Indeed, Arundell had struggled on his two previous England starts but May revealed how he had advised his fellow speedster that comes with the territory at Test level. “He’s probably had a couple of games where he’s been scratching his head at half-time thinking this isn’t what I had planned,” added May. “Sometimes that’s just how it goes; it’s more about not making a mistake and just simmering. I said to him that some days you don’t even get to shoot your gun but don’t get frustrated.

“I think he’s going to get lots of ball and lots of opportunities at Racing. I think he’s going to improve under Lanny [Stuart Lancaster], playing in that league, playing in big games … I think that’s a great move for him. He’s 20 … what more could he be possibly hoping to do right now?Everyone around him needs to learn from him, support him and help develop him.

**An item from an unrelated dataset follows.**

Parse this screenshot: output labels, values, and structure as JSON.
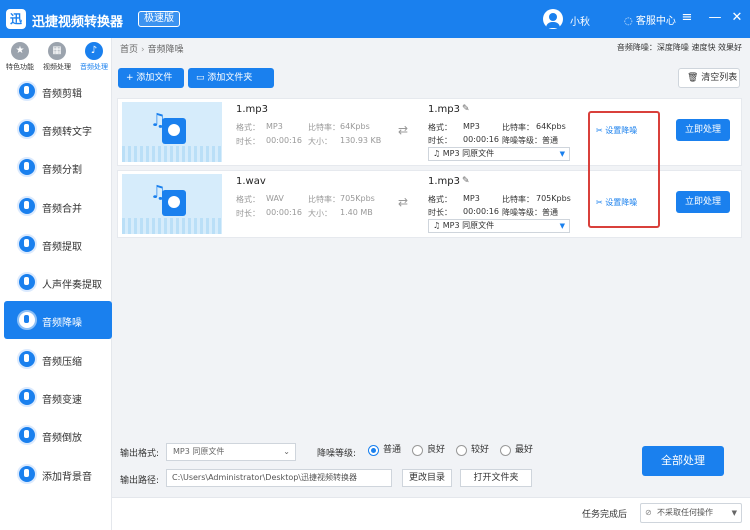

He’s an important part of this team and we need to get him firing.”

source: theguardian.com